Systematic review of health literacy interventions: Identifying health literacy interventions that reduce the use of primary care and emergency services for minor health issues.
Health literacy is a person’s ability to get hold of, understand and act on health information. Can people find the information they need? Can people understand what they find? Can people use what they find to meet their needs? It is not about people’s intelligence levels or how long they have stayed in full time education.
Previous research has shown that people with lower levels of health literacy are more likely to use primary care and emergency services for minor health problems. The aim of the research is to identify interventions that improve health literacy and, through doing this, reduce the use of general practice, emergency ambulances and emergency departments for minor health problems such as coughs, or diarrhoea and vomiting. It is important to do this because general practitioners (GPs) and emergency services in the UK are dealing with higher levels of demand than they can cope with. Reducing demand for these services for minor problems may help services to deal with patients with more major problems.
Following on from our study of demand for emergency and urgent care (DEUCE, Project website). We are undertaking a systematic review of studies that have evaluated interventions to improve health literacy in ways that reduce use of primary and emergency care for minor problems. Interventions may include written information, educational workshops, digital interventions and mass media campaigns. These might take place in different settings such as primary care and emergency department staff delivering interventions, training and support within the community, or national media campaigns.
As part of the review process, we will bring together the results of the different studies and also assess the interventions such as how easy they are to read. Through looking at different interventions we hope to understand which interventions are most beneficial and could be used within the UK (and beyond) to improve people’s health literacy. We will consider issues like where the support is delivered, how much it costs and who the intervention is aimed at. We will also consider whether patients, the public and staff find the approach acceptable and suitable.
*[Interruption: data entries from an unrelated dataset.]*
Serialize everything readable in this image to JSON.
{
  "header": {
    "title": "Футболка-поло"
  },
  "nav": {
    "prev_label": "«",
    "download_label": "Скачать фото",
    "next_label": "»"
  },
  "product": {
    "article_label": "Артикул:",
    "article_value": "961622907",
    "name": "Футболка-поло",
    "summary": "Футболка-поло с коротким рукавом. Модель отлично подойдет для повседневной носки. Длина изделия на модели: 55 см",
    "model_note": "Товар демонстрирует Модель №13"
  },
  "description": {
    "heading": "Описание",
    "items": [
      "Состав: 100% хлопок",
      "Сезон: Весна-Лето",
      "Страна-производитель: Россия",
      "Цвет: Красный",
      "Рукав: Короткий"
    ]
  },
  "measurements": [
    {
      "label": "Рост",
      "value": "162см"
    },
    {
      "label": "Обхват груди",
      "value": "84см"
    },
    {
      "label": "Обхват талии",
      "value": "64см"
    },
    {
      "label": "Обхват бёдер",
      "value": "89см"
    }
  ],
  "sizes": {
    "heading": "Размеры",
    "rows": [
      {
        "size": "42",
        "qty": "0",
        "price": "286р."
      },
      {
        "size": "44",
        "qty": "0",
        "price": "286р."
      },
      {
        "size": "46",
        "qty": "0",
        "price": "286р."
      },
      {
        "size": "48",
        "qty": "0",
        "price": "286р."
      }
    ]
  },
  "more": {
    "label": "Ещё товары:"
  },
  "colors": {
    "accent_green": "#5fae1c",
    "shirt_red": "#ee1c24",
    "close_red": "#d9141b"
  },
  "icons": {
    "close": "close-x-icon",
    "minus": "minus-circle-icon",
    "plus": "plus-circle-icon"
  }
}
Throughout the study we are talking to stakeholders including the public, clinicians, service providers and those responsible for ensuring services are available to the population. For example, we are working with NHS Health Literacy Clinical Lead. Stakeholders are providing ideas about what interventions may help to increase health literacy. We will discuss the findings of the review with stakeholders to identify how the findings of the review may be relevant to the UK.
The findings of the review will be disseminated to stakeholders and published in academic journals.
Patient and public involvement
We are involving patients and the public throughout the review. This includes:
1. Having a patient who is part of the review team.
2. Discussing plans, emerging findings and dissemination with our Patient and Public Involvement group (this include patients, carers and members of the public).
3. Holding two stakeholder events where patients, members of the public, clinicians and decision-makers to discuss the review. For example, their opinions on which interventions may be suitable for the UK.
4. Having regular newsletters to our stakeholders to keep them informed about the progress of the study and to provide an opportunity for people to provide feedback on what we are doing.
The review is being conducted between November 2020 and December 2021.
- Professor Alicia O’Cathain (Lead investigator)
- Dr Chris Carroll (Project manager/Lead reviewer)
- Dr Louise Preston (Review methodologist)
- Mark Clownes (Information specialist)
- Professor Joanne Protheroe (Health Literacy specialist)
- Dr Alexis Foster (Stakeholder lead)
- Margaret Ogden (Patient and Public involvement representative)
- Veronica Fibisan (Study administrator)
Health Services and Delivery Research Programme (Reference: NIHR131238)
For further details about this work, please contact Veronica Fibisan (Study administrator) at firstname.lastname@example.org